**Problem requirements**
Would you reproduce the entries that follow exactly as they appear?

Data records
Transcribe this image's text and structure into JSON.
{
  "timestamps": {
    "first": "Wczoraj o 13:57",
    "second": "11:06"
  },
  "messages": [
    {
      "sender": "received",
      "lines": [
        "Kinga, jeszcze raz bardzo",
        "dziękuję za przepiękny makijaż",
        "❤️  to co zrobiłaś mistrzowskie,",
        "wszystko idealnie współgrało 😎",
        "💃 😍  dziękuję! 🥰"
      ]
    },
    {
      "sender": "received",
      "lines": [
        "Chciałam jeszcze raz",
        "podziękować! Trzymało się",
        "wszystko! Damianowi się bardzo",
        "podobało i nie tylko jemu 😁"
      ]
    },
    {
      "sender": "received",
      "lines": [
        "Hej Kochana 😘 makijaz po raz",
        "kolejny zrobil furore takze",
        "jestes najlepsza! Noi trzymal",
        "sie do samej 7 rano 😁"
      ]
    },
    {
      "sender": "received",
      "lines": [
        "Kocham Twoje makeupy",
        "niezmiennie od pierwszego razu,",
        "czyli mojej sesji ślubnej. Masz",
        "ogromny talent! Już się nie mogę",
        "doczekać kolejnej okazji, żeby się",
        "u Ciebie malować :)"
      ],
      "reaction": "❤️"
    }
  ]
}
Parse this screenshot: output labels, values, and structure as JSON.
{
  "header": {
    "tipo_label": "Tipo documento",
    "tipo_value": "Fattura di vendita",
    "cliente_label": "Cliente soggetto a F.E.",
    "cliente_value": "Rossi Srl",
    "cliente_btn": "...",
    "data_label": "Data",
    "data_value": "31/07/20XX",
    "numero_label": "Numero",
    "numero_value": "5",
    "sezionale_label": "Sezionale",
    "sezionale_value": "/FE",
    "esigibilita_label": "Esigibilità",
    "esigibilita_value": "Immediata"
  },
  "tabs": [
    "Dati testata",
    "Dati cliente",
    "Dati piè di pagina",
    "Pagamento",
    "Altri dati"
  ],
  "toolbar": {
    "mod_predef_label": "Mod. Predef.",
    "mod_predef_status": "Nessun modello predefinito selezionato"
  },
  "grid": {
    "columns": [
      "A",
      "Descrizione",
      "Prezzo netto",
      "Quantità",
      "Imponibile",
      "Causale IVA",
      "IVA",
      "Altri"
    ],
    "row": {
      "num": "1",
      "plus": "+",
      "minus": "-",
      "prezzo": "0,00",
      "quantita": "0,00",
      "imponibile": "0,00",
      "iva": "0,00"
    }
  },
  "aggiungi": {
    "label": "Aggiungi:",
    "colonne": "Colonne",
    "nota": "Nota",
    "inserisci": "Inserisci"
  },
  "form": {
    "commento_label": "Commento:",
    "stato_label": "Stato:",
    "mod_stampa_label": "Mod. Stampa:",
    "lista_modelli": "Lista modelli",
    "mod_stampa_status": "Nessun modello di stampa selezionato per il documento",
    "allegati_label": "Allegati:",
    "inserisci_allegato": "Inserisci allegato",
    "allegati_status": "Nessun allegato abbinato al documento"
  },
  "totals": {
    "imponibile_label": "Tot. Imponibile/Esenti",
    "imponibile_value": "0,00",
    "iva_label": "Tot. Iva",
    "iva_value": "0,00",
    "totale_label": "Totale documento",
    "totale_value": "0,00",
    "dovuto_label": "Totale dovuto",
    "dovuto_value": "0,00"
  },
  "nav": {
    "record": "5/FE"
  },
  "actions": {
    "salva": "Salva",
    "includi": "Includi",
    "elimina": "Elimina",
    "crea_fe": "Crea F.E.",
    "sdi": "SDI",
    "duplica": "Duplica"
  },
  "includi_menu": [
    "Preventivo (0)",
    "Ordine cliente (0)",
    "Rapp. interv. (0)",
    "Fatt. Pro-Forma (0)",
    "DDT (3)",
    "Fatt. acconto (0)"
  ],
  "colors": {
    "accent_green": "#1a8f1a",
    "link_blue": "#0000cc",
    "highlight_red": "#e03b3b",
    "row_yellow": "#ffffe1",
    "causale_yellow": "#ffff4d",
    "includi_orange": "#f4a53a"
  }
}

**Answer space**
Transcribe this image's text and structure into JSON.
{
  "timestamps": {
    "first": "Wczoraj o 13:57",
    "second": "11:06"
  },
  "messages": [
    {
      "sender": "received",
      "lines": [
        "Kinga, jeszcze raz bardzo",
        "dziękuję za przepiękny makijaż",
        "❤️  to co zrobiłaś mistrzowskie,",
        "wszystko idealnie współgrało 😎",
        "💃 😍  dziękuję! 🥰"
      ]
    },
    {
      "sender": "received",
      "lines": [
        "Chciałam jeszcze raz",
        "podziękować! Trzymało się",
        "wszystko! Damianowi się bardzo",
        "podobało i nie tylko jemu 😁"
      ]
    },
    {
      "sender": "received",
      "lines": [
        "Hej Kochana 😘 makijaz po raz",
        "kolejny zrobil furore takze",
        "jestes najlepsza! Noi trzymal",
        "sie do samej 7 rano 😁"
      ]
    },
    {
      "sender": "received",
      "lines": [
        "Kocham Twoje makeupy",
        "niezmiennie od pierwszego razu,",
        "czyli mojej sesji ślubnej. Masz",
        "ogromny talent! Już się nie mogę",
        "doczekać kolejnej okazji, żeby się",
        "u Ciebie malować :)"
      ],
      "reaction": "❤️"
    }
  ]
}
Parse this screenshot: output labels, values, and structure as JSON.
{
  "header": {
    "tipo_label": "Tipo documento",
    "tipo_value": "Fattura di vendita",
    "cliente_label": "Cliente soggetto a F.E.",
    "cliente_value": "Rossi Srl",
    "cliente_btn": "...",
    "data_label": "Data",
    "data_value": "31/07/20XX",
    "numero_label": "Numero",
    "numero_value": "5",
    "sezionale_label": "Sezionale",
    "sezionale_value": "/FE",
    "esigibilita_label": "Esigibilità",
    "esigibilita_value": "Immediata"
  },
  "tabs": [
    "Dati testata",
    "Dati cliente",
    "Dati piè di pagina",
    "Pagamento",
    "Altri dati"
  ],
  "toolbar": {
    "mod_predef_label": "Mod. Predef.",
    "mod_predef_status": "Nessun modello predefinito selezionato"
  },
  "grid": {
    "columns": [
      "A",
      "Descrizione",
      "Prezzo netto",
      "Quantità",
      "Imponibile",
      "Causale IVA",
      "IVA",
      "Altri"
    ],
    "row": {
      "num": "1",
      "plus": "+",
      "minus": "-",
      "prezzo": "0,00",
      "quantita": "0,00",
      "imponibile": "0,00",
      "iva": "0,00"
    }
  },
  "aggiungi": {
    "label": "Aggiungi:",
    "colonne": "Colonne",
    "nota": "Nota",
    "inserisci": "Inserisci"
  },
  "form": {
    "commento_label": "Commento:",
    "stato_label": "Stato:",
    "mod_stampa_label": "Mod. Stampa:",
    "lista_modelli": "Lista modelli",
    "mod_stampa_status": "Nessun modello di stampa selezionato per il documento",
    "allegati_label": "Allegati:",
    "inserisci_allegato": "Inserisci allegato",
    "allegati_status": "Nessun allegato abbinato al documento"
  },
  "totals": {
    "imponibile_label": "Tot. Imponibile/Esenti",
    "imponibile_value": "0,00",
    "iva_label": "Tot. Iva",
    "iva_value": "0,00",
    "totale_label": "Totale documento",
    "totale_value": "0,00",
    "dovuto_label": "Totale dovuto",
    "dovuto_value": "0,00"
  },
  "nav": {
    "record": "5/FE"
  },
  "actions": {
    "salva": "Salva",
    "includi": "Includi",
    "elimina": "Elimina",
    "crea_fe": "Crea F.E.",
    "sdi": "SDI",
    "duplica": "Duplica"
  },
  "includi_menu": [
    "Preventivo (0)",
    "Ordine cliente (0)",
    "Rapp. interv. (0)",
    "Fatt. Pro-Forma (0)",
    "DDT (3)",
    "Fatt. acconto (0)"
  ],
  "colors": {
    "accent_green": "#1a8f1a",
    "link_blue": "#0000cc",
    "highlight_red": "#e03b3b",
    "row_yellow": "#ffffe1",
    "causale_yellow": "#ffff4d",
    "includi_orange": "#f4a53a"
  }
}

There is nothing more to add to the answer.